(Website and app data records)
- - - - -
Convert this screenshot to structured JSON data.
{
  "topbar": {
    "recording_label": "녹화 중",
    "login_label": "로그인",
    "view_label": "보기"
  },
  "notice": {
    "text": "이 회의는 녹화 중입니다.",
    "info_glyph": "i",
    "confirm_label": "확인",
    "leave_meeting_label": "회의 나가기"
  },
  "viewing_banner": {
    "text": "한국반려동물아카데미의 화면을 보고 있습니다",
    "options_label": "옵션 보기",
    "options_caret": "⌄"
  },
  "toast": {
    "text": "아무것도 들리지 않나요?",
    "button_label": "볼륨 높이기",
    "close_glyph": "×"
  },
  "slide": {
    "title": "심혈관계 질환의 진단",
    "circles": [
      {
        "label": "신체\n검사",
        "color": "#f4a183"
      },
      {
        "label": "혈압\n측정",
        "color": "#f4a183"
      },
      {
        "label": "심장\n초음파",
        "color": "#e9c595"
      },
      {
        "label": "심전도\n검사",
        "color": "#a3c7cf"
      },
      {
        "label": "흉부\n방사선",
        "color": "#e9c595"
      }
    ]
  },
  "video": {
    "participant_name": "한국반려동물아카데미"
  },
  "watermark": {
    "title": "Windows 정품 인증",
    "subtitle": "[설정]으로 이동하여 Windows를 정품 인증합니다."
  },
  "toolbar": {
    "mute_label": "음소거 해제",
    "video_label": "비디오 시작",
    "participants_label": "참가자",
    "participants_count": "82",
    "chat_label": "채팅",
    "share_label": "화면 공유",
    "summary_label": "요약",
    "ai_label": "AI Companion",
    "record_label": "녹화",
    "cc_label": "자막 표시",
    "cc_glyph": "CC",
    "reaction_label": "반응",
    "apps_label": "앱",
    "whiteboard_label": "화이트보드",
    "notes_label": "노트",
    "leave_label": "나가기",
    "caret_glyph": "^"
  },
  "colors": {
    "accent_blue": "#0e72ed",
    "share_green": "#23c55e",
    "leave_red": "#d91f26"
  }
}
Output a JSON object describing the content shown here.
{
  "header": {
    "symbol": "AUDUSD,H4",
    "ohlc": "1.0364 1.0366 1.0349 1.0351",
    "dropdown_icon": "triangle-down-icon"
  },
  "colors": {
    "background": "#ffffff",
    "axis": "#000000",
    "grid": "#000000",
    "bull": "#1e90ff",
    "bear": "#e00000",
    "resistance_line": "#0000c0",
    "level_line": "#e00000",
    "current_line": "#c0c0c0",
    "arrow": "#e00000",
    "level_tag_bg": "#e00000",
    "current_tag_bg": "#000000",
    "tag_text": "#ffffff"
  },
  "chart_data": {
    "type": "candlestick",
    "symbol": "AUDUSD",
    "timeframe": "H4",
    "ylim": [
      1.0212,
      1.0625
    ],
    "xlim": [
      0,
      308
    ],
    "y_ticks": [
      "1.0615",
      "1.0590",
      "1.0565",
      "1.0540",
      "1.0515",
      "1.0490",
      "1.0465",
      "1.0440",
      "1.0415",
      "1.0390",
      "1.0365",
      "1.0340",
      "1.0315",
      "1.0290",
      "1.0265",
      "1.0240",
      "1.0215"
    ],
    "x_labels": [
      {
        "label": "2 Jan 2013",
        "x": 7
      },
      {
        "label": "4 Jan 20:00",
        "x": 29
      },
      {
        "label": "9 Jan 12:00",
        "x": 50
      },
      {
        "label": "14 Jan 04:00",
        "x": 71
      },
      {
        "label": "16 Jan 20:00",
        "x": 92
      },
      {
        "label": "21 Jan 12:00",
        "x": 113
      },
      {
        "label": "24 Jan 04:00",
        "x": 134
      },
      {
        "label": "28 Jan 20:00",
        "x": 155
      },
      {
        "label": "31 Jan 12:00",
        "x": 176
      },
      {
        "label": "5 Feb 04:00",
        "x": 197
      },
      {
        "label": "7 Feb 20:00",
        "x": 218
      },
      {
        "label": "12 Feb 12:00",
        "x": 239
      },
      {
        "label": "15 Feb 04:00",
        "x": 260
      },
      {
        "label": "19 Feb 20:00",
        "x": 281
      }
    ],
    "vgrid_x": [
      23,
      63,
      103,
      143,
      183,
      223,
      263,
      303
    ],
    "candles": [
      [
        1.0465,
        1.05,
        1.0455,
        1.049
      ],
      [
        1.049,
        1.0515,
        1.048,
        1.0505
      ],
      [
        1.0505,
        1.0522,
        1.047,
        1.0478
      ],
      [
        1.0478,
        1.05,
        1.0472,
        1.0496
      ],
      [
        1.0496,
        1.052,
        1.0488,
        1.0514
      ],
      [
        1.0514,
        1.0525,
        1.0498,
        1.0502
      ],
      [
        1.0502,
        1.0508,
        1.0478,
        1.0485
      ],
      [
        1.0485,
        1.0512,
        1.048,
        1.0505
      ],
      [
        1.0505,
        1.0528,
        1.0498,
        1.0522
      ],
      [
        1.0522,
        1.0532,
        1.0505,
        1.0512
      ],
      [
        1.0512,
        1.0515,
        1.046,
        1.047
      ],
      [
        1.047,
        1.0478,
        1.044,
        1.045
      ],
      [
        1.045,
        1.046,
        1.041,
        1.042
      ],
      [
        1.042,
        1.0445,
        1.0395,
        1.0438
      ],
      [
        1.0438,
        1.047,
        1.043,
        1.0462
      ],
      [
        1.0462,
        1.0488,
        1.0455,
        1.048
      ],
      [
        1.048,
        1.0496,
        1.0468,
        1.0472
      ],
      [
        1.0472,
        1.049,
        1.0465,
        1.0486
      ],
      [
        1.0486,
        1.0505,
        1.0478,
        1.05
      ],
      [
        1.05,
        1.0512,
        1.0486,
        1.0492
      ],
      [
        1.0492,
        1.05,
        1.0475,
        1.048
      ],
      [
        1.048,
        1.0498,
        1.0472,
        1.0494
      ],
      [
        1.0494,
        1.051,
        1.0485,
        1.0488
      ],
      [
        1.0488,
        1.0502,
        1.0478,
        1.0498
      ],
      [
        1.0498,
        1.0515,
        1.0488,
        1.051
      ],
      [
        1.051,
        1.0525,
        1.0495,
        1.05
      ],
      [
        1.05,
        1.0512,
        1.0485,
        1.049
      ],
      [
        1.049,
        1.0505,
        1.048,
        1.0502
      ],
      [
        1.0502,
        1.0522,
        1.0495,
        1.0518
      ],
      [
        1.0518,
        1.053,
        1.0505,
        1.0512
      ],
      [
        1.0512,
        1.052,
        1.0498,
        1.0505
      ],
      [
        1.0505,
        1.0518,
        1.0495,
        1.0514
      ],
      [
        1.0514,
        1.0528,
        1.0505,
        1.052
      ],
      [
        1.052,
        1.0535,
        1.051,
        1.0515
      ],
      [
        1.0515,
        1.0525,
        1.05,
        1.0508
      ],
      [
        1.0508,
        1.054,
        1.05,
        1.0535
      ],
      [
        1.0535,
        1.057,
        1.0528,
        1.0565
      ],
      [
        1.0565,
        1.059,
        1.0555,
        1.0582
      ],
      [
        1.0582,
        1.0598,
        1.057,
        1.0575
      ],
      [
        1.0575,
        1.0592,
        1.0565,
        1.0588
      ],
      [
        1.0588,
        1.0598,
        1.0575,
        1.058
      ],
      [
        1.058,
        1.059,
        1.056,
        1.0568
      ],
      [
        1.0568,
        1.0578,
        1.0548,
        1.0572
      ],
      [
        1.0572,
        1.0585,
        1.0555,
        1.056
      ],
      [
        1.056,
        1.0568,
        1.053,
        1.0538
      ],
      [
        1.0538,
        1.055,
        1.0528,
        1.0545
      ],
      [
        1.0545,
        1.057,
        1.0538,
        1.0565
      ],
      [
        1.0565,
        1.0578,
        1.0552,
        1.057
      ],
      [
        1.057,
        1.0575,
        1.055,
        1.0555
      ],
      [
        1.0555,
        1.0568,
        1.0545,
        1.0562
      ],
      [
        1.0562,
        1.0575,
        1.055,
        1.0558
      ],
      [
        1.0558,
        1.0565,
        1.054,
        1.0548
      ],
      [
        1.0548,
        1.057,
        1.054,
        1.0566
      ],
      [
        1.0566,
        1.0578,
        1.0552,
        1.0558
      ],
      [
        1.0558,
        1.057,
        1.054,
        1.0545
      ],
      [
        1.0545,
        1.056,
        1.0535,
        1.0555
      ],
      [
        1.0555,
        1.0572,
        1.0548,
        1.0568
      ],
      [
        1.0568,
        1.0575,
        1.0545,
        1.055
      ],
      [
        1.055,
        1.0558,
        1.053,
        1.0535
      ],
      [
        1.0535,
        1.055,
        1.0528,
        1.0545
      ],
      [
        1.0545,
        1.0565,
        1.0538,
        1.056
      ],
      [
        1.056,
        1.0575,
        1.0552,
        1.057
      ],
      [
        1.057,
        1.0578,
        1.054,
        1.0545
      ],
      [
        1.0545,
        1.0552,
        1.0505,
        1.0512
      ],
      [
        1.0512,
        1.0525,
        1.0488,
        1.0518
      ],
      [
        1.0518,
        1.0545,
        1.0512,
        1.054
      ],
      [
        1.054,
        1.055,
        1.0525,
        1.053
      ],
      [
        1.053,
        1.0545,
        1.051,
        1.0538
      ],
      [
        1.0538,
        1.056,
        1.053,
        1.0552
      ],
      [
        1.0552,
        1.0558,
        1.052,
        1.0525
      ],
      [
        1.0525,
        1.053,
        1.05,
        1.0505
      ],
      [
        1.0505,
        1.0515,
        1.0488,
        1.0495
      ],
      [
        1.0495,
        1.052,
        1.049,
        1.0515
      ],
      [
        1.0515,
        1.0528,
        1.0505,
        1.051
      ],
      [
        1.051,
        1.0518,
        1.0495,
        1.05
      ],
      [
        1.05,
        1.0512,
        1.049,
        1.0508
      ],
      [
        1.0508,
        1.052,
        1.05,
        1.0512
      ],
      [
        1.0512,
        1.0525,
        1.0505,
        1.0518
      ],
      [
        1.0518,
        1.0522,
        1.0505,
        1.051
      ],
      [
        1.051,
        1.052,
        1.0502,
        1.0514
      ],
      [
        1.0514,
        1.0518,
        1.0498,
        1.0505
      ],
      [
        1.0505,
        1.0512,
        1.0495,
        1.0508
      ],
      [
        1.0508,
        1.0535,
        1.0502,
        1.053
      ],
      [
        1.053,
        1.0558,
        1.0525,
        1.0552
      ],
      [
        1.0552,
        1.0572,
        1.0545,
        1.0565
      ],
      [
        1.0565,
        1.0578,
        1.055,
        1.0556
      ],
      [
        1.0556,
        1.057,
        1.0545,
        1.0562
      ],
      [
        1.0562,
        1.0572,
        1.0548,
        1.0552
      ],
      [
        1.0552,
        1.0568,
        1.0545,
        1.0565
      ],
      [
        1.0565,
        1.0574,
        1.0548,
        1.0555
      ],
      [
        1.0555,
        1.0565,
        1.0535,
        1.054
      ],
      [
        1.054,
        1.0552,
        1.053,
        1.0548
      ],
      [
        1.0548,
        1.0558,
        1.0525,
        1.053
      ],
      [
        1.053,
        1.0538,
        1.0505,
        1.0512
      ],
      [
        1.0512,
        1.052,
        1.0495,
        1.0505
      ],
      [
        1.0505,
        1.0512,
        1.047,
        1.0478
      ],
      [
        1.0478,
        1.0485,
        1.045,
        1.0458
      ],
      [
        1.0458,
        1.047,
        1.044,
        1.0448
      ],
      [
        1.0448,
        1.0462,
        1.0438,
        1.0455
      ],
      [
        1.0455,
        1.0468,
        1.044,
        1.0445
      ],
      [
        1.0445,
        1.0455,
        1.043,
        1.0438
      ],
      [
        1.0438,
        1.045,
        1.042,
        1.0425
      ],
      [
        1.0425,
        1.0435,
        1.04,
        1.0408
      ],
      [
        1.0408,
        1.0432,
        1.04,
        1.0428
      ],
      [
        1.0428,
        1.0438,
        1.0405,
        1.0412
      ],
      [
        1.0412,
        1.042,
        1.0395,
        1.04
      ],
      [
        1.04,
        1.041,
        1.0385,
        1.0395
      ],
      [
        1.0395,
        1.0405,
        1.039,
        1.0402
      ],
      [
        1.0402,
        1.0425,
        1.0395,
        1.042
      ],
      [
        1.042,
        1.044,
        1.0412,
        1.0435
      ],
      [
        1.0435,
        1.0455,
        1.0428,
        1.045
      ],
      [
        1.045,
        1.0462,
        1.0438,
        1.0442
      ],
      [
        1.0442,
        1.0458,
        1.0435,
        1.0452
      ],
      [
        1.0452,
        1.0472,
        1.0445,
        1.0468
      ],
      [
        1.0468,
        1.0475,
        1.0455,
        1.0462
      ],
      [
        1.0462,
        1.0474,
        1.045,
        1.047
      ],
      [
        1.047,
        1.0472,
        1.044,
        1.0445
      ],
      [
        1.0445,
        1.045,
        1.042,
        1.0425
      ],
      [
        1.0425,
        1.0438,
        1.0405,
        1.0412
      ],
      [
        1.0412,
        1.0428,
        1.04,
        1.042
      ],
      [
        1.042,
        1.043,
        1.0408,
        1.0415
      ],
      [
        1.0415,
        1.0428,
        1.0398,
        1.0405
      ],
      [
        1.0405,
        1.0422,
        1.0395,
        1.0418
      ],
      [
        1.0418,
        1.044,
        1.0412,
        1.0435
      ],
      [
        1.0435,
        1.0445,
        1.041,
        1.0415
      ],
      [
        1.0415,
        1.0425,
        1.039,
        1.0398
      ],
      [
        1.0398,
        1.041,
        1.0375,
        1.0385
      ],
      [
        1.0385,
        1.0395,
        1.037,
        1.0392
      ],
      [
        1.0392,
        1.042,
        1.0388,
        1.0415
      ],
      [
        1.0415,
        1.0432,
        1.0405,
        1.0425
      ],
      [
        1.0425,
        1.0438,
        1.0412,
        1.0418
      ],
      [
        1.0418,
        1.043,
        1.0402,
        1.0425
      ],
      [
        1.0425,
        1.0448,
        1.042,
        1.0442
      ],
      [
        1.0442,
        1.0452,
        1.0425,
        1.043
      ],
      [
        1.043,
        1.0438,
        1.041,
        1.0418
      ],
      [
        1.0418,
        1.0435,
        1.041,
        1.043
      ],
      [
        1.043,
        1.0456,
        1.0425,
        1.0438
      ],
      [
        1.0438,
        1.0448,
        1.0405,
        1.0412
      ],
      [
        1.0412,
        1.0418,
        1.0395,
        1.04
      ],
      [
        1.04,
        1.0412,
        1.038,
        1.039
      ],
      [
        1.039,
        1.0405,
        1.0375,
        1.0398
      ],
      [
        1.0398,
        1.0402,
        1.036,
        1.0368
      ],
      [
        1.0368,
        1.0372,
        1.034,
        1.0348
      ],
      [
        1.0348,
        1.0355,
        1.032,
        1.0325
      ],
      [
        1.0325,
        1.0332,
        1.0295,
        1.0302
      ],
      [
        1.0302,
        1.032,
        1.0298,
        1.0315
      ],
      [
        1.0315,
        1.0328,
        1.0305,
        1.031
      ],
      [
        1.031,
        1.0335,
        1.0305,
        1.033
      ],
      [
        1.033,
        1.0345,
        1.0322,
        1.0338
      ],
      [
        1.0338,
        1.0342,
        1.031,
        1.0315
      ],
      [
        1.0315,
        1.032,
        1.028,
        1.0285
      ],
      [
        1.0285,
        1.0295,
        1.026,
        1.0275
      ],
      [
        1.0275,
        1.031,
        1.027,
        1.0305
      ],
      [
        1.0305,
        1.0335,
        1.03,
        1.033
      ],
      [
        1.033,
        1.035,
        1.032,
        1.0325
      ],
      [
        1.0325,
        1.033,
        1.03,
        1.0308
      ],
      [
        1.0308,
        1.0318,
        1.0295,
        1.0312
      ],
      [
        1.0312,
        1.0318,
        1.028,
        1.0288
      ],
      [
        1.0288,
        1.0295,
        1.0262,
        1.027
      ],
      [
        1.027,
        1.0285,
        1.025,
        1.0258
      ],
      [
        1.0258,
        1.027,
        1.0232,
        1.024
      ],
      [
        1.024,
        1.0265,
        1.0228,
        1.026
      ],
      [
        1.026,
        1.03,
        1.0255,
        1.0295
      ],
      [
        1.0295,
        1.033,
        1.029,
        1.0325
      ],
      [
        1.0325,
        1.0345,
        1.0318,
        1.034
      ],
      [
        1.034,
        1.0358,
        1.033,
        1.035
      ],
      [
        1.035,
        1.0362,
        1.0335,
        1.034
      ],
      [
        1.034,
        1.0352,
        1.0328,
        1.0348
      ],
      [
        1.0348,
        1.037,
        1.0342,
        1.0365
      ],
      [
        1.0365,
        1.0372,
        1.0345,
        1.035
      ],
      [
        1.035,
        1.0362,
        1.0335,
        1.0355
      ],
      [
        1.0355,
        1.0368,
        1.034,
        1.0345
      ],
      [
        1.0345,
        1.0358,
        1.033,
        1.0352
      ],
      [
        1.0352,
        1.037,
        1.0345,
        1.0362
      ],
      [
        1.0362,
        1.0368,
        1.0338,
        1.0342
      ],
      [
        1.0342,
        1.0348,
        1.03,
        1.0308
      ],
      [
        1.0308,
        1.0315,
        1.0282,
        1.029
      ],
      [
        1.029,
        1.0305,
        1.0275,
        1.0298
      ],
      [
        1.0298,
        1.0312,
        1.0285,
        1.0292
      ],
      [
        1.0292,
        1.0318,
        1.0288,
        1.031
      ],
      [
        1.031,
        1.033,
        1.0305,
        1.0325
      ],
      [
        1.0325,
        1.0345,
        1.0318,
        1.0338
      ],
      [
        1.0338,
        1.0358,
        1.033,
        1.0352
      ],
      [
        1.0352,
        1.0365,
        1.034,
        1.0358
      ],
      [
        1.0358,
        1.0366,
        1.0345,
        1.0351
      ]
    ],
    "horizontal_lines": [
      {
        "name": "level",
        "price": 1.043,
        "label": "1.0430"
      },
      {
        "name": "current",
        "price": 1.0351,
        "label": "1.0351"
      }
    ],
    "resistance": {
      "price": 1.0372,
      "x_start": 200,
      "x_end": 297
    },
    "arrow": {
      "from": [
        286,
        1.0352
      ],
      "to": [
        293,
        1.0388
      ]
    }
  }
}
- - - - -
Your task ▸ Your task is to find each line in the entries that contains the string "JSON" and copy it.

Task output ▸
Convert this screenshot to structured JSON data.
Output a JSON object describing the content shown here.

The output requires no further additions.